Stop Being Productive by Steve Bezner

I have chased a desire to be remembered, to be admired, to have my name on the spine of a book that someone might read a hundred years hence. I have yearned for permanence, to live beyond my body, for people to seek out my words, my thoughts. I have sought immortality—not spiritually, but to achieve a sort of legendary status among people.

I share this as a confession. I am not proud of this fact. In fact, it is somewhat embarrassing to type these words, to admit that I wanted people to consult my opinions a century beyond my death. But it is in confession that freedom is found. It is only when we admit our most ridiculous imaginings that we can move from the fantastical and into the real.

I have often viewed myself as the sum of my work, the bulk of my production. The more that I achieve, the more notable I am. This is certainly common among humans. How many conversations do we begin by asking, “What do you do?” In knowing someone’s job, we assess and judge their character, their drive, their intelligence. None of this is grounded in reality, of course, but it is what we do. We are obsessed with doing. And for those like myself, who have been deeply infected with the virus of doing and production, we have subconsciously and consciously pursued immortality. We convince ourselves that if we do enough, that if we make an impact, then our names will somehow be chiseled into the halls of human memory.

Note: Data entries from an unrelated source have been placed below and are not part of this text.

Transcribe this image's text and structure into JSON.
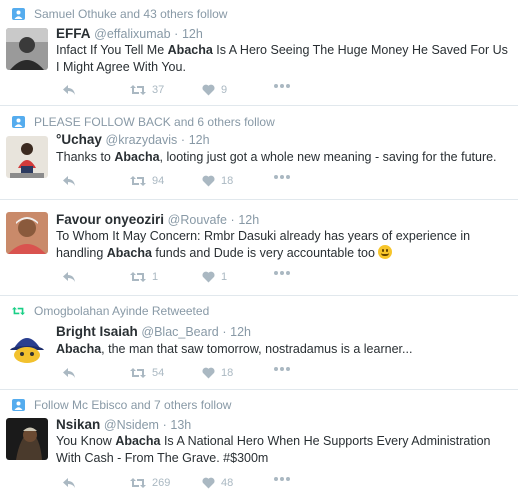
{
  "tweets": [
    {
      "context": "Samuel Othuke and 43 others follow",
      "context_type": "follow",
      "name": "EFFA",
      "handle": "@effalixumab",
      "sep": "·",
      "time": "12h",
      "text_parts": [
        "Infact If You Tell Me ",
        "Abacha",
        " Is A Hero Seeing The Huge Money He Saved For Us I Might Agree With You."
      ],
      "retweets": "37",
      "likes": "9"
    },
    {
      "context": "PLEASE FOLLOW BACK and 6 others follow",
      "context_type": "follow",
      "name": "°Uchay",
      "handle": "@krazydavis",
      "sep": "·",
      "time": "12h",
      "text_parts": [
        "Thanks to ",
        "Abacha",
        ", looting just got a whole new meaning - saving for the future."
      ],
      "retweets": "94",
      "likes": "18"
    },
    {
      "context": "",
      "name": "Favour onyeoziri",
      "handle": "@Rouvafe",
      "sep": "·",
      "time": "12h",
      "text_parts": [
        "To Whom It May Concern: Rmbr Dasuki already has years of experience in handling ",
        "Abacha",
        " funds and Dude is very accountable too "
      ],
      "retweets": "1",
      "likes": "1"
    },
    {
      "context": "Omogbolahan Ayinde Retweeted",
      "context_type": "retweet",
      "name": "Bright Isaiah",
      "handle": "@Blac_Beard",
      "sep": "·",
      "time": "12h",
      "text_parts": [
        "",
        "Abacha",
        ", the man that saw tomorrow, nostradamus is a learner..."
      ],
      "retweets": "54",
      "likes": "18"
    },
    {
      "context": "Follow Mc Ebisco and 7 others follow",
      "context_type": "follow",
      "name": "Nsikan",
      "handle": "@Nsidem",
      "sep": "·",
      "time": "13h",
      "text_parts": [
        "You Know ",
        "Abacha",
        " Is A National Hero When He Supports Every Administration With Cash - From The Grave. #$300m"
      ],
      "retweets": "269",
      "likes": "48"
    }
  ],
  "colors": {
    "accent": "#55acee",
    "retweet_green": "#19cf86",
    "muted": "#8899a6",
    "icon": "#aab8c2"
  },
  "icons": {
    "reply": "reply-icon",
    "retweet": "retweet-icon",
    "like": "heart-icon",
    "more": "more-icon"
  }
}
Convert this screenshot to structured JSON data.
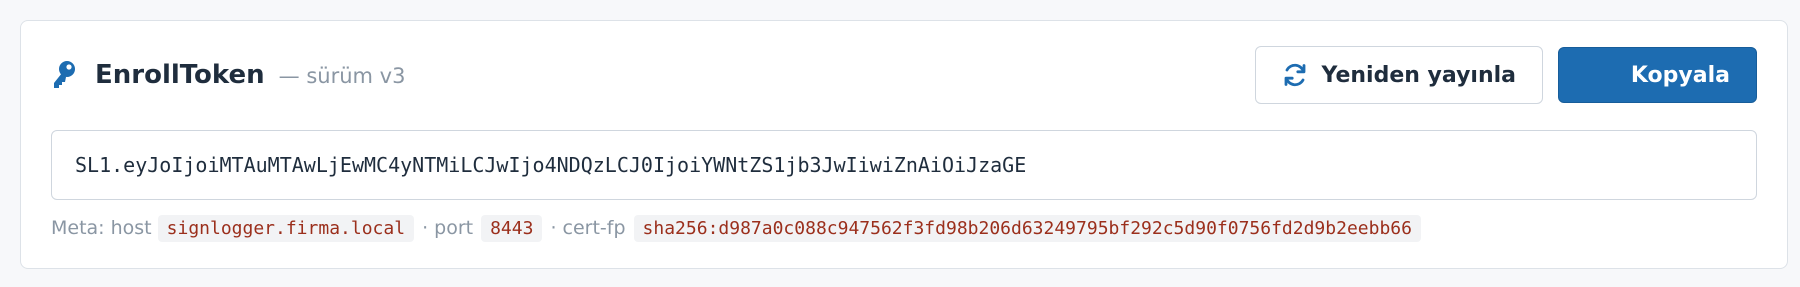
{
  "header": {
    "title": "EnrollToken",
    "version": "— sürüm v3",
    "icon": "key-icon",
    "accent_color": "#1d6cb1"
  },
  "actions": {
    "republish_label": "Yeniden yayınla",
    "republish_icon": "refresh-icon",
    "copy_label": "Kopyala"
  },
  "token": {
    "value": "SL1.eyJoIjoiMTAuMTAwLjEwMC4yNTMiLCJwIjo4NDQzLCJ0IjoiYWNtZS1jb3JwIiwiZnAiOiJzaGE"
  },
  "meta": {
    "prefix": "Meta: host",
    "host": "signlogger.firma.local",
    "port_label": "· port",
    "port": "8443",
    "certfp_label": "· cert-fp",
    "certfp": "sha256:d987a0c088c947562f3fd98b206d63249795bf292c5d90f0756fd2d9b2eebb66"
  }
}
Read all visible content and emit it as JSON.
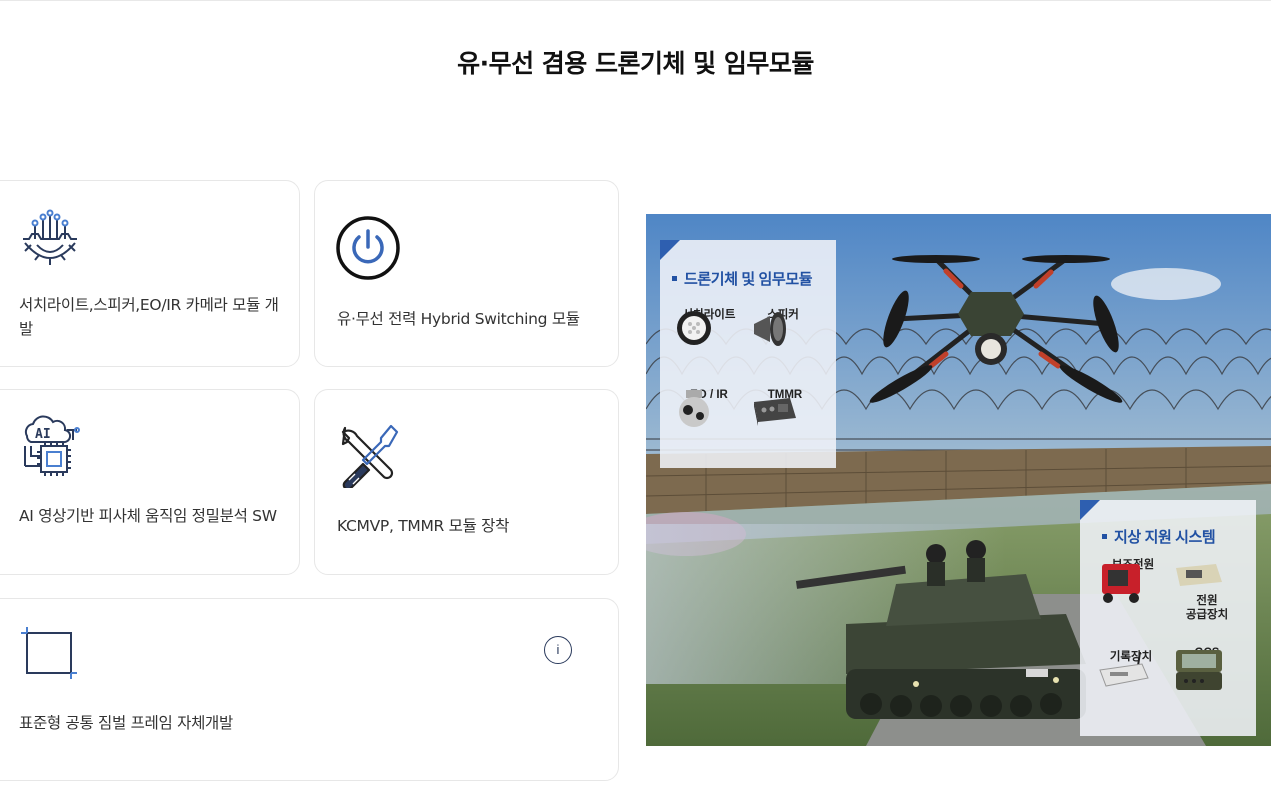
{
  "page": {
    "title": "유·무선 겸용 드론기체 및 임무모듈"
  },
  "cards": [
    {
      "icon": "circuit-gear-icon",
      "label": "서치라이트,스피커,EO/IR 카메라 모듈 개발"
    },
    {
      "icon": "power-icon",
      "label": "유·무선 전력 Hybrid Switching 모듈"
    },
    {
      "icon": "ai-chip-icon",
      "label": "AI 영상기반 피사체 움직임 정밀분석 SW"
    },
    {
      "icon": "wrench-screwdriver-icon",
      "label": "KCMVP, TMMR 모듈 장착"
    },
    {
      "icon": "crop-frame-icon",
      "label": "표준형 공통 짐벌 프레임 자체개발",
      "info_button": "i"
    }
  ],
  "illustration": {
    "drone_panel": {
      "title": "드론기체 및 임무모듈",
      "items": [
        "서치라이트",
        "스피커",
        "EO / IR",
        "TMMR"
      ]
    },
    "ground_panel": {
      "title": "지상 지원 시스템",
      "items": [
        "보조전원",
        "전원\n공급장치",
        "기록장치",
        "GCS"
      ]
    }
  },
  "colors": {
    "accent": "#2151a3",
    "title_highlight": "#a7c2e6",
    "icon_navy": "#2a3a5c"
  }
}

None of this is healthy, per se. But it is true.

But what if our best work is the invisible? What if the things that matter most are the things that are never seen, that are not in the least productive?

I rise early most mornings. I let the dogs out and make the coffee. I bring the dogs back in and feed them. Then, with them settled, I fill my cup and I sit on the couch. When I was preoccupied with doing, I had a plan. I had a certain number of chapters to read in my Bible. And then a prayer list to march through. And to be done by a certain time so that I could move on to the next thing. When I became aware of my addiction to production, I changed my rhythm.

I now sit in the dark in the morning, sip my coffee and intentionally do nothing. My mind wanders. It floats into prayers. It floats into a posture of listening silence. I pray, yes, but it is far less structured. I eventually read my Bible, but not in a hurried or perfunctory way. I do not pray in order to produce. I pray in order to commune with God. Deep work is happening in those moments, but it may not be immediately apparent.

Poetry is not productive. It startles us because it observes the common in a fresh way, coming round from a perspective that is surprising, that is methodical, that is intentionally slow. Poetry is not productive but is so very helpful. Poetry is not productive, but it is so very good. It reminds us of things we did not know we had forgotten. Poetry is the literary equivalent of sitting quietly. Deep work is happening, but it may not be immediately apparent.

Some of the best work I do is not productive. It is sitting at tables in houses, sitting face-to-face in my office, listening and advising. These conversations will not show up in attendance or baptism statistics. But they are the place where pastoral poetry is written. It is there, when hearts are shaped by the Spirit that deep work happens. But it may not be immediately apparent.

I hope you make beautiful things in and with your life. I hope you paint and write and build and cook. But you are far more than those things. And if, as Zinzendorf said, you die and are forgotten, if you lived your life in Christ, then you are gifted with permanence, but it is a permanence unlike that on the spine of a book. It is a life in God—where in living with Him, we fellowship forever. We are permanent in the City That Never Fades.

Stop being productive. Instead, embrace your invisibility and enjoy the love of God in Christ.

Deep work is happening, but it may not be immediately apparent.

Image: Big Bend at night. Source: Unsplash